Volvo told the media in May 2020 that future SPA 2 (i.e. second generation large architecture) models will be available with LiDAR supplied by Luminar. This will be an option as obviously it will not be functional in many countries. The company’s Chief Technology Officer Henrik Green also stated in an interview during the same month that when the system is active Volvo would have all responsibility and liability. It is not clear why the company would choose to put itself in this position. The software for autonomous drive will be provided by Zenuity.

One EV which is already selling well is the C40 Recharge. Revealed in early March 2021, this is a 4,431 mm long electric-only coupé-crossover which shares some elements of its appearance with the XC40.

The 78 kWh battery and two-motor drivetrain is also used by the XC40 Recharge P8 and Polestar 2.

In European markets at least, the C40 Recharge can only be purchased online. Production at the Ghent plant in Belgium commenced in October 2021. It should be built there until 2028 with a facelift due in 2025.

To be positioned below the C40 Recharge and XC40 Recharge, the V216 will therefore be in the B segment. ‘XC20’ had seemed the most likely badge for this vehicle but now it will be a word.

The platform for V216 is to be SEA, a Geely-Volvo electric-only one. As for launch timings, Volvo is yet to provide any guidance, so the vehicle may not arrive until 2024 or 2025. Production should be solely in China.

There will be another electric crossover-coupe a couple of sizes up, but probably not until 2025. This, the V546 project, should be produced in China and the USA at a projected combined rate of some 100,000 units annually. Size-wise it should be in a segment between today’s XC60 and XC90.

It isn’t just a major change in propulsion systems which is shaping this company’s next generation models; shifts in segments are a major factor too.

Looking at vehicles which likely won’t have direct successors, the S60 with a different name comes immediately to mind as one example. The US- and China-built sedan has been in production since August 2018 so a facelift is due soon.

Should Volvo decide that it wants to stay in this size class, an S60 replacement in 2025 or 2026 would be an EV. That applies equally to the V60 (estate) and V60 Cross Country.

Another large car is the S90 and its V90/V90 XC wagon brothers. Their successors could arrive in 2023 but it’s looking more like 2024-2025, which is also when we should see the vehicle which takes over from today’s V426 XC60.

Reports for many other manufacturers’ future models are grouped in the OEM product strategy summaries section of Just Auto.

Future platform intelligence

More detail on past, current and forthcoming models can be found in PLDB, the future vehicles database which is part of Global Data’s Automotive Intelligence Center.
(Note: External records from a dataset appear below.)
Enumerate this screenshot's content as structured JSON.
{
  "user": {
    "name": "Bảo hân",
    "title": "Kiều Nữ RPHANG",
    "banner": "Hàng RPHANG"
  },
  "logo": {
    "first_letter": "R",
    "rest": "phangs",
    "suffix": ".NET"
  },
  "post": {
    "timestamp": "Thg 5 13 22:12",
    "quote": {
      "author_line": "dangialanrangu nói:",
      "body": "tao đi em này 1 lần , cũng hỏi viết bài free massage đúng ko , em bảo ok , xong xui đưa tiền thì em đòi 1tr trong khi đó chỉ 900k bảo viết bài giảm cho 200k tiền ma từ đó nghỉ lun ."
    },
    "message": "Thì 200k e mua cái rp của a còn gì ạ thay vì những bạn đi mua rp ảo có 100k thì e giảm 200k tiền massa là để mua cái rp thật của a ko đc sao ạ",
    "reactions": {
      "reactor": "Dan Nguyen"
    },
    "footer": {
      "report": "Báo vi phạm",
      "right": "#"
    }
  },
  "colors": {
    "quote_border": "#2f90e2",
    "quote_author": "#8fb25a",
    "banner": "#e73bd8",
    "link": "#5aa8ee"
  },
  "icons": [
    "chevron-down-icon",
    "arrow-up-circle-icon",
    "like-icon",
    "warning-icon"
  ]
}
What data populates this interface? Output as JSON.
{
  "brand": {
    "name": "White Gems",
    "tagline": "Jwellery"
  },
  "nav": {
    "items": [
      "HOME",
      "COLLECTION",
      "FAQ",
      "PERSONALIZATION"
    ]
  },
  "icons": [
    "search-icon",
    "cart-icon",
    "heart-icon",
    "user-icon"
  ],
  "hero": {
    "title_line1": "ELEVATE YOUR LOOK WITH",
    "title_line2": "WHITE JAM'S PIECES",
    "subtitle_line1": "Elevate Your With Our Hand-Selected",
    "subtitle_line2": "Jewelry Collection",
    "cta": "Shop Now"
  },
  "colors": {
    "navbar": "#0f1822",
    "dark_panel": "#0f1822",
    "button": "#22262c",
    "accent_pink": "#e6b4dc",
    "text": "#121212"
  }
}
This is the fourth of of five reports looking at the current and future models of brands controlled by Zhejiang Geely Holding Group. It follows recent features on the Geely brand; as well as Maple, Geometry, Zeekr and Jidu Auto; plus Lotus, Lynk & Co, smart and Proton. Next comes Polestar.